XP is fast and stable
For a Windows operating system Windows XP, based upon my experience, runs “leaner and meaner” than any of the newer releases out of Redmond. In terms of speed, it’s the closest thing I’ve ever found to a Linux system. I hate watching that little blue, circular thing go round and round (and round) as I attempt to open a program in Windows 7 (or Windows 8/10). While newer versions of Windows have glitzier interfaces, there’s a price to be paid for all of the eye candy. It’s fairly simple. All of those sexy, new features slow down the responsiveness of the system. Sometimes, they slow things down to a point that the system hangs. Any computer operating system, in my experience, will “stall” now and then. But the sorts of bugs that cause such things seem to have been worked out, pretty well, over the long, development lifetime of Windows XP. The infamous “blue screen of death” is something one only sees, using patched up versions of XP, when there’s a hardware failure (for example, a bad stick of RAM).
As I’ve just mentioned, Windows XP is a computer operating system which matured – which was refined – over a long period of time (in terms of tech, nowadays). Windows XP, according to Wikipedia, was “released for retail sale on October 25, 2001” and was updated, by Microsoft, until 2014. Vista, which most users found terribly slow and cumbersome, was released in 2006. Most tech-loving PC users experimented with Windows Vista, and, decided to keep using Windows XP. In fairly short order, by the standards of Microsoft, Windows 7 was released (in 2009). It bore little resemblance to Vista, ran much better, and was adopted for use by a lot of PC users. Windows 8 (2012) featured a totally re-designed user interface and, in the opinions of millions of users, amounted to a complete disaster. It was quickly replaced by Windows 8.1. And, the most recent offering from Microsoft is Windows 10.
The bottom line, for myself, is this: Windows XP is, absolutely, a stable release and virtually all of Microsoft’s subsequent releases seem to run much like “beta” releases – like unfinished products, where significant software bugs are constantly being repaired. And, unlike Windows XP, before all of the problems are fleshed out and repaired Microsoft pushes out another operating system – a shiny, new version of Windows beset with it’s own problems. While a lot of PC users bemoan Microsoft’s lethargic release cycle, I wish they’d slow down a bit and get things right – as they did, in my opinion, with Windows XP.
XP still runs my important software
With very few exceptions, all of the software I need runs just fine on Windows XP. In fact, as I’ve explained, everything runs better and faster than it does on newer Windows versions.
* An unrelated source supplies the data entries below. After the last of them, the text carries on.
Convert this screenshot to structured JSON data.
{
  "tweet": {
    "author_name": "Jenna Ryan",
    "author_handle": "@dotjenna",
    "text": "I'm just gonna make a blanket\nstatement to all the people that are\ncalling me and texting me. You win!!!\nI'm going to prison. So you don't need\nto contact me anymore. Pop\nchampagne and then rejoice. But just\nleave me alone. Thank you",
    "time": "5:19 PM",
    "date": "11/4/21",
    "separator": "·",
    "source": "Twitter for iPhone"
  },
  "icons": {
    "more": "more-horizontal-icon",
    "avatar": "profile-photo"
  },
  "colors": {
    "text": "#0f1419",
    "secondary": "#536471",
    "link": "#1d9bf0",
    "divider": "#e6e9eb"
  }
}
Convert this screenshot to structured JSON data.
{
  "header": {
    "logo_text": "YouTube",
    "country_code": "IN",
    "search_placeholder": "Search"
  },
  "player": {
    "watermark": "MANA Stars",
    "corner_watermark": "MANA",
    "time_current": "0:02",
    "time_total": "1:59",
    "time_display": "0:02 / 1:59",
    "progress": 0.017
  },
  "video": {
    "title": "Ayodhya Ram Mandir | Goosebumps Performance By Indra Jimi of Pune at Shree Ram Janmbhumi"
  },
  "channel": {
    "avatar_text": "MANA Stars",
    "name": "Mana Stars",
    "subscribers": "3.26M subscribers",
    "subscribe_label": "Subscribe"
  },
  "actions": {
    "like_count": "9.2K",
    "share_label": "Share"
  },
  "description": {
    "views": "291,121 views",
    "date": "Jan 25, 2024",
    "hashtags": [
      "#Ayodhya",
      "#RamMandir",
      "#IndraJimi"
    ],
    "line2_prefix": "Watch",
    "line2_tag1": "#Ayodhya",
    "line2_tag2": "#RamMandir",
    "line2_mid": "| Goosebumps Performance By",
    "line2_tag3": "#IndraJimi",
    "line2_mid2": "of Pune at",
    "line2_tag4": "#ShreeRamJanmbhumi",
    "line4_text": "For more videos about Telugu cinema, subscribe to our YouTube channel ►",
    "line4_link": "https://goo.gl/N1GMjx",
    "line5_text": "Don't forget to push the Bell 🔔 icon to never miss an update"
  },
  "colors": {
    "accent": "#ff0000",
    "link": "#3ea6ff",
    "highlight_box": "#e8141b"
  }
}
The exceptions, for me, are few and far between (and completely inconsequential, thus far).